[[ Data for review open ]]

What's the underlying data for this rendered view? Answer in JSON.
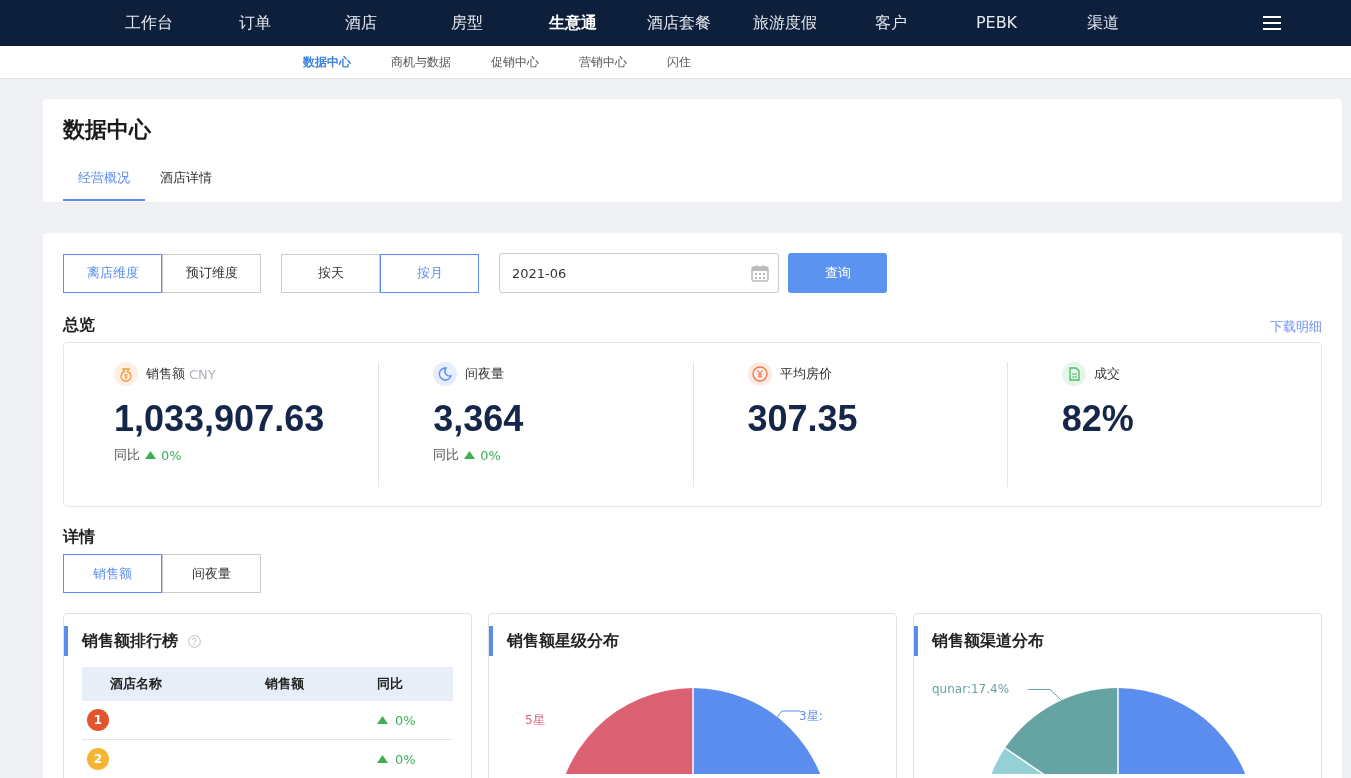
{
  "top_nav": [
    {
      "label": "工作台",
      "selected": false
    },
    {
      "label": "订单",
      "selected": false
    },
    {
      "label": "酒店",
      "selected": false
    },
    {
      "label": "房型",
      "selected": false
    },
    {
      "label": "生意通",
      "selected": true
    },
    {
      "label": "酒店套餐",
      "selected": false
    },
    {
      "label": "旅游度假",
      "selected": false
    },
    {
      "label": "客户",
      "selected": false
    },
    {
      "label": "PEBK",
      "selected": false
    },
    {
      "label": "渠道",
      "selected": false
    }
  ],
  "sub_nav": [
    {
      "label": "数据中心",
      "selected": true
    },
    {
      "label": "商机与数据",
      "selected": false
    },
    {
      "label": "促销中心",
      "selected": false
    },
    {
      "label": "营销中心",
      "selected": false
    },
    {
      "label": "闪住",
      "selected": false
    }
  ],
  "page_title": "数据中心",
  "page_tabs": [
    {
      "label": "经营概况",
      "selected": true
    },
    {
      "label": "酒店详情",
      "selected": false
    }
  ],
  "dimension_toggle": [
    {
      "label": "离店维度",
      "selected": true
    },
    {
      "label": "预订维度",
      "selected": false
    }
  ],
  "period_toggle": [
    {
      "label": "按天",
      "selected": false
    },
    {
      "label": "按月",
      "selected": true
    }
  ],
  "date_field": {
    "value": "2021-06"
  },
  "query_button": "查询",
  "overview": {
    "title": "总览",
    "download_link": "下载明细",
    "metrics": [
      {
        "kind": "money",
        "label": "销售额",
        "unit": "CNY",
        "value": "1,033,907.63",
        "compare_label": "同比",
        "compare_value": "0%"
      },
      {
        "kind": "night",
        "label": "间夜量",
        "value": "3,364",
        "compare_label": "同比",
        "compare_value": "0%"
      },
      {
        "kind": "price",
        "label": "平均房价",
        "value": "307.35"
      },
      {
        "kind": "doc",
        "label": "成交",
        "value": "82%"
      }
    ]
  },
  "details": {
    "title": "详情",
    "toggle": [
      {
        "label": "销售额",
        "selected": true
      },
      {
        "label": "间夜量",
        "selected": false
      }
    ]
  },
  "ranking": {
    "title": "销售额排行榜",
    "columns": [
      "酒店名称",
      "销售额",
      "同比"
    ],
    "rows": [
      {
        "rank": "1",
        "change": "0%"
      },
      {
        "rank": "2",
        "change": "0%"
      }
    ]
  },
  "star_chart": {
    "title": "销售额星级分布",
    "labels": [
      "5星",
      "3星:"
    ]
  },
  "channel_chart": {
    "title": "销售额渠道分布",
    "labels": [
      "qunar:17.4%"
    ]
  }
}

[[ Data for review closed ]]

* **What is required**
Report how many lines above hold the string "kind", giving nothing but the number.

* **Exercise result**
4